Working overseas can be a wonderful professional and personal opportunity. It also can present some tax problems. The United States has a worldwide tax system. That means that regardless of where you earn your money, if you are a U.S. citizen or resident alien, you owe taxes to Uncle Sam. The bad news is that the Internal Revenue Service is serious about getting this money. The good news is that there are some income tax benefits for U.S. workers abroad. Excluding income abroad: The most notable one is the foreign earned income exclusion, or FEIE. This allows workers abroad who... Read more →


The enactment of the 21st Century Cares Act this week means medical researchers will get more money for their efforts to develop a variety of treatments for persistent and devastating health problems. The new law also opens up a tax-favored medical plan option for folks who work for small companies. Vice President Joe Biden (center) is recognized during the ceremony in which the 21st Century Cures Act was signed into law. The bill is close to Biden's heart. He lost his son Beau to brain cancer. Following that personal tragedy, President Obama tapped his veep (and friend) to lead the... Read more →


Your business-related driving probably won't save you as much on your taxes in 2017. The reason? The Internal Revenue Service announced today that the optional standard mileage rate for business use of your vehicle is a half-cent less than in 2016. A trip to the vet likely won't count as a tax deductible medical expense, but other allowable miles in 2017 can be claimed at 17 cents apiece. It drops on Jan. 1, 2017, to 53.5 cents per mile. For the final few days of 2016, the business mileage rate is 54 cents per mile. Along with a smaller per-mile... Read more →


It's National Cookie Day. Guess what I had for breakfast? And probably for lunch and supper, too. Mmmmm! Mint Milanos, biscotti and ginger snaps. If you don't have any cookies in your pantry, click the image for info from Parade magazine on where you can get free cookies today.

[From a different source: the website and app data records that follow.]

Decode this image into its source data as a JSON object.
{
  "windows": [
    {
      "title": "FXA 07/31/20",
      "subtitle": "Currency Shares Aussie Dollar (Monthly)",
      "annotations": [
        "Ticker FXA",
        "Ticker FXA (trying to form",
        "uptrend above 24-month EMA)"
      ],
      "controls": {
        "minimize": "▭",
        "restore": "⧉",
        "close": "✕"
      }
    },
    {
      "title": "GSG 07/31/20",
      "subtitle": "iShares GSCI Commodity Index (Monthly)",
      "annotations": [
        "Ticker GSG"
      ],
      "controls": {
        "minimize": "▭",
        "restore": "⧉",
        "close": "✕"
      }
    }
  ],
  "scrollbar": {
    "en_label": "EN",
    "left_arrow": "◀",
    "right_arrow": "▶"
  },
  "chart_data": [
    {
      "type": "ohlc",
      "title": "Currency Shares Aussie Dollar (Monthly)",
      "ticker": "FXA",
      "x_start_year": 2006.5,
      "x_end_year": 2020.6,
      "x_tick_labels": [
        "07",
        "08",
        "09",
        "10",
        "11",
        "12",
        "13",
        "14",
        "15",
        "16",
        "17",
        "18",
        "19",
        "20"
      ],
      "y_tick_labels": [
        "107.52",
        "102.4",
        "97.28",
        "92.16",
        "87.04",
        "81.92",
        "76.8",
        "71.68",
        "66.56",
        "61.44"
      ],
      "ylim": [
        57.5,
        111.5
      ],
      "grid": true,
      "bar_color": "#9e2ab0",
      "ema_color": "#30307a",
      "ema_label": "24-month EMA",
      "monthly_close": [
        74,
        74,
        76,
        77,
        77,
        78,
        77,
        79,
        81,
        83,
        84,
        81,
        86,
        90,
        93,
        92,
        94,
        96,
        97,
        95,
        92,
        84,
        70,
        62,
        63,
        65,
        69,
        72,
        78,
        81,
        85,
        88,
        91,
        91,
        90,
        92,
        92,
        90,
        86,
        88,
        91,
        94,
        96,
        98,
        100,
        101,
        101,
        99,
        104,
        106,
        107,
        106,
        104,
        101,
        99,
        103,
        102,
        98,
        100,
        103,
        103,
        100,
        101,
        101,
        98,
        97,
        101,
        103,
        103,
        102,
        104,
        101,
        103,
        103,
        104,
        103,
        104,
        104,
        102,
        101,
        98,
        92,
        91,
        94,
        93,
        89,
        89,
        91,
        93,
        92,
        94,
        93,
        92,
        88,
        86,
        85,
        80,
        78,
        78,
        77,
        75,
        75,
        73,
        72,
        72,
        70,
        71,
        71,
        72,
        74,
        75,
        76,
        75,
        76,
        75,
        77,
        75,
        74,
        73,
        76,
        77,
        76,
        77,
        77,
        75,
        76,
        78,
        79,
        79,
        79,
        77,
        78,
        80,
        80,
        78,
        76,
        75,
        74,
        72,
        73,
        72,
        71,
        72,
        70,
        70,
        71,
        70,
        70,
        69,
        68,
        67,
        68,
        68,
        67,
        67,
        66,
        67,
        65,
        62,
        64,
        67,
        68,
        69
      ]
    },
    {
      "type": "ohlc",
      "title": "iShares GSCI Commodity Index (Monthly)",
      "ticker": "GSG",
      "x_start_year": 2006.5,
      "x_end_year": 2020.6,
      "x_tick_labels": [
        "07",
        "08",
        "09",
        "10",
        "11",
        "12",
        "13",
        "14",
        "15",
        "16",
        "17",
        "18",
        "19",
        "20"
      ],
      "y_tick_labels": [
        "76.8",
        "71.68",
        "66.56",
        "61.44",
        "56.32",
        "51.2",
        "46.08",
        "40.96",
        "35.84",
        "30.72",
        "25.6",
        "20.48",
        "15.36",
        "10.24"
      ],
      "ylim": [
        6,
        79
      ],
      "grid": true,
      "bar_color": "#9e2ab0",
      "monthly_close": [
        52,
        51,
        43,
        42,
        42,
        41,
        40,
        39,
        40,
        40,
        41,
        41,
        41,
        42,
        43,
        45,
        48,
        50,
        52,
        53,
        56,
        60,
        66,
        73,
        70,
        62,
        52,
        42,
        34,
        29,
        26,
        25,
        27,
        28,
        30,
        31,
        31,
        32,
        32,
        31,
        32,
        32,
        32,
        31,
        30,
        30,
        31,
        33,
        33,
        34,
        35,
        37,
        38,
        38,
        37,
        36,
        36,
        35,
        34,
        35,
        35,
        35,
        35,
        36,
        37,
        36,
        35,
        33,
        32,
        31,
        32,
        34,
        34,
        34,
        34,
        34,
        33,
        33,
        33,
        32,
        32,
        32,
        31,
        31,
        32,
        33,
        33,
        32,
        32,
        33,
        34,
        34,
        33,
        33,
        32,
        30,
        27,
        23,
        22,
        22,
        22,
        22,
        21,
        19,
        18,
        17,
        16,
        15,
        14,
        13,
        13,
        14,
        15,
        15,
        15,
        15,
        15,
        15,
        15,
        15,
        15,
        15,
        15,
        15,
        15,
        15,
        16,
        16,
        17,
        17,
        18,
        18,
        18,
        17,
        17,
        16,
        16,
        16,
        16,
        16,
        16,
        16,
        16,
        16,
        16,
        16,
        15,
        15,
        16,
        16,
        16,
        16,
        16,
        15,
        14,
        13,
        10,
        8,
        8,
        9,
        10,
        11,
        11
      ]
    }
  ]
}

Not as my whole meal, at least not for the day's two later repasts. Today's gustatory observance reminded me of a DailyInfographic.com item that illustrated some money-making hobbies. Baking was on that list. That's the cooking excerpt below. Click image to see the full DailyInfographic on money-making hobbies. Hobbies' fun and... Read more →

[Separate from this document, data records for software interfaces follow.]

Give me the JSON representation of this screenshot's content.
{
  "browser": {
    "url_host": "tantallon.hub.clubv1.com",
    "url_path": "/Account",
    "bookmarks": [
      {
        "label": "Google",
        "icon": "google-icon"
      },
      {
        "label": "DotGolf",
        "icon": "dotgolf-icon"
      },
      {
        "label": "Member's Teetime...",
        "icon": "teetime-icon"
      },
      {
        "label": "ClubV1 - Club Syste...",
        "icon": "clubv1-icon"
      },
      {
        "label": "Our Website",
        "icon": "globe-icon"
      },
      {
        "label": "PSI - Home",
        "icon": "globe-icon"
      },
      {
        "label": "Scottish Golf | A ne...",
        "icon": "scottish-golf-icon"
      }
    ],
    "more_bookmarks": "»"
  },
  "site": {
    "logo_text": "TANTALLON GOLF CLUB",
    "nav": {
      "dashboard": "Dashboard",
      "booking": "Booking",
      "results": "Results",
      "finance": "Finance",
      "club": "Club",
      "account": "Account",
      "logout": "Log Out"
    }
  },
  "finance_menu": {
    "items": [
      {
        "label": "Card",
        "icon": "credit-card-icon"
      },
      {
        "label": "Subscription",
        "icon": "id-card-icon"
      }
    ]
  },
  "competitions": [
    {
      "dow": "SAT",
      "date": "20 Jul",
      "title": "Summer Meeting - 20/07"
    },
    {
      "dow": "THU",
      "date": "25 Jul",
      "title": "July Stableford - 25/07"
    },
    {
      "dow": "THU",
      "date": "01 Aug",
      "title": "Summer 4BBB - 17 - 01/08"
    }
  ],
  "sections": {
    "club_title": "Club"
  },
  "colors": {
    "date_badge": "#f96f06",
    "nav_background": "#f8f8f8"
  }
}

Finally the weekend! It's what, as the song says, we've been working for. Some folks, however, are spending today looking for a job. Job fairs are good places to get, if not a job, at least an idea of what's available in the marketplace. (Photo courtesy iLearn Schools Job Fair 2016/NJASCS.org) Good jobs report: On Friday, Nov. 4, the Bureau of Labor Statistics released its last jobs report before the presidential election. It showed 161,000 jobs were added in October, as well as a hike of 10 cents in the hourly pay rate. The number of jobs was less that... Read more →


Welcome to Part 4 of the ol' blog's series on 2017 inflation adjustments. You can find links to all 2017 inflation posts in the first item: Income Tax Brackets and Rates. Today we look at changes to some popular credits and deductions. Note: The 2017 figures apply to 2017 returns that are due in 2018. For comparison purposes, you'll also find 2016 amounts to be used in filing 2016 returns due next April. You can jump for joy like these youngsters if you can claim some of these popular inflation-adjusted credits and deductions. The key to paying the least tax... Read more →

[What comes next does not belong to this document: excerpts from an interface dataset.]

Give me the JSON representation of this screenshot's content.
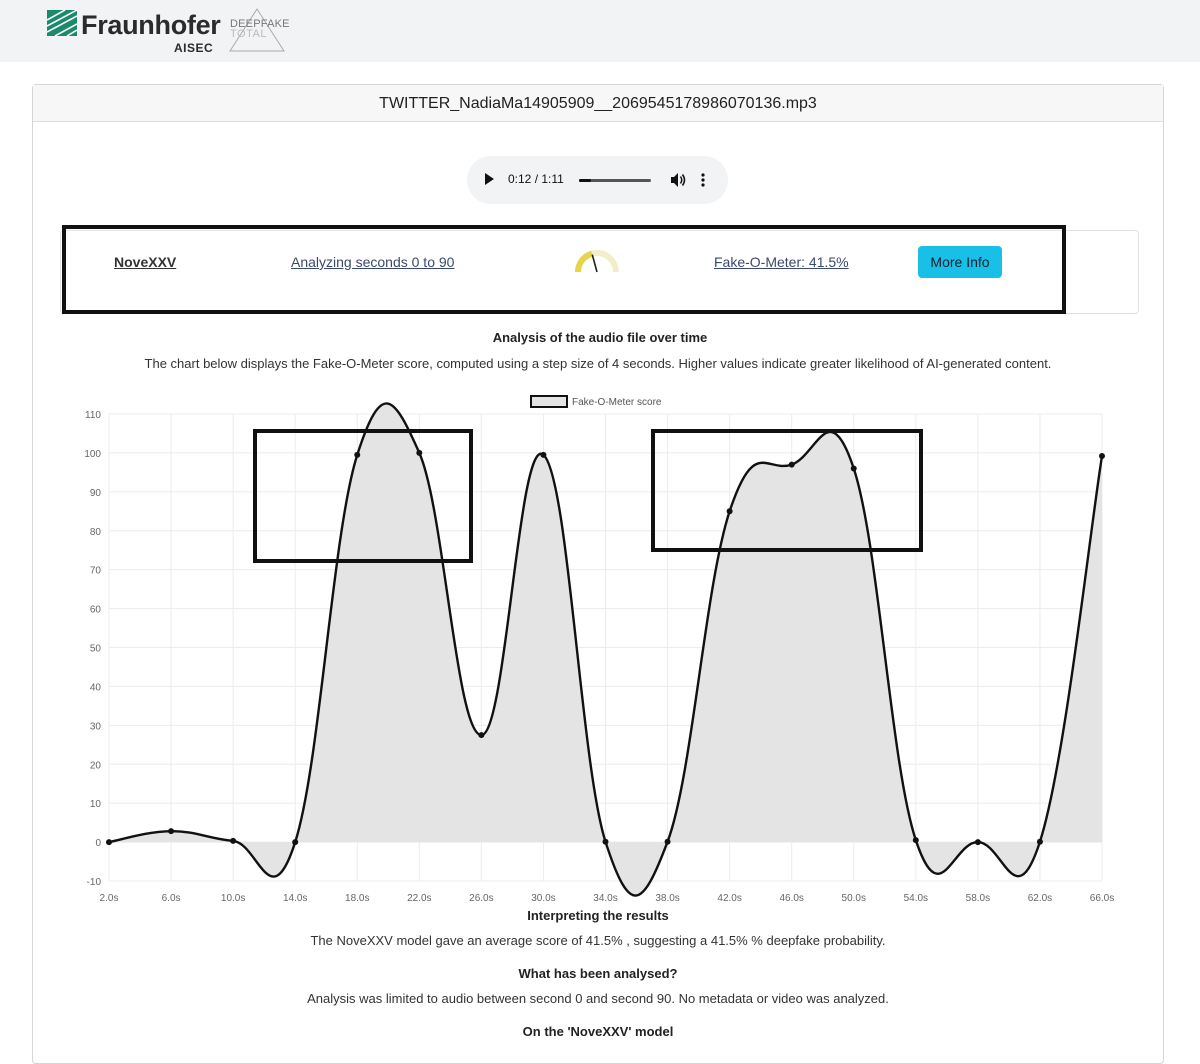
{
  "brand": {
    "name": "Fraunhofer",
    "sub": "AISEC",
    "product_top": "DEEPFAKE",
    "product_bottom": "TOTAL",
    "logo_color": "#1a8a6a"
  },
  "file": {
    "title": "TWITTER_NadiaMa14905909__2069545178986070136.mp3"
  },
  "audio_player": {
    "time": "0:12 / 1:11",
    "progress": 0.17
  },
  "result": {
    "model": "NoveXXV",
    "range": "Analyzing seconds 0 to 90",
    "fake_o_meter": "Fake-O-Meter: 41.5%",
    "score_percent": 41.5,
    "more_info_label": "More Info",
    "accent_color": "#18c0e8"
  },
  "analysis": {
    "title": "Analysis of the audio file over time",
    "description": "The chart below displays the Fake-O-Meter score, computed using a step size of 4 seconds. Higher values indicate greater likelihood of AI-generated content."
  },
  "chart_data": {
    "type": "line",
    "legend": "Fake-O-Meter score",
    "legend_position": "top-center",
    "categories": [
      "2.0s",
      "6.0s",
      "10.0s",
      "14.0s",
      "18.0s",
      "22.0s",
      "26.0s",
      "30.0s",
      "34.0s",
      "38.0s",
      "42.0s",
      "46.0s",
      "50.0s",
      "54.0s",
      "58.0s",
      "62.0s",
      "66.0s"
    ],
    "values": [
      0,
      2.8,
      0.3,
      0,
      99.5,
      100,
      27.5,
      99.5,
      0.1,
      0.1,
      85,
      97,
      96,
      0.5,
      0,
      0.1,
      99.2
    ],
    "ylim": [
      -10,
      110
    ],
    "yticks": [
      -10,
      0,
      10,
      20,
      30,
      40,
      50,
      60,
      70,
      80,
      90,
      100,
      110
    ],
    "grid": true,
    "fill": true,
    "line_color": "#111111",
    "fill_color": "#e4e4e4"
  },
  "interpretation": {
    "title": "Interpreting the results",
    "text": "The NoveXXV model gave an average score of 41.5% , suggesting a 41.5% % deepfake probability."
  },
  "analysed": {
    "title": "What has been analysed?",
    "text": "Analysis was limited to audio between second 0 and second 90. No metadata or video was analyzed."
  },
  "about_model": {
    "title": "On the 'NoveXXV' model"
  }
}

On lazy Sunday afternoons, my thoughts -- after I'm through cursing the idiotic plays my Dallas Cowboys make -- often turn to retirement. Retired couple enjoying a lazy day outdoors. (Photo by Pug50 courtesy Flickr CC) The hubby and I have been saving for a long time with the goal of making all our days like Sundays, without, of course, the 'Boys' frustrations. The tax code offers many ways to help us save for what we hope will be our golden years. Sen. Ron Wyden, however, thinks Uncle Sam needs to revise some of the retirement related tax provisions. The... Read more →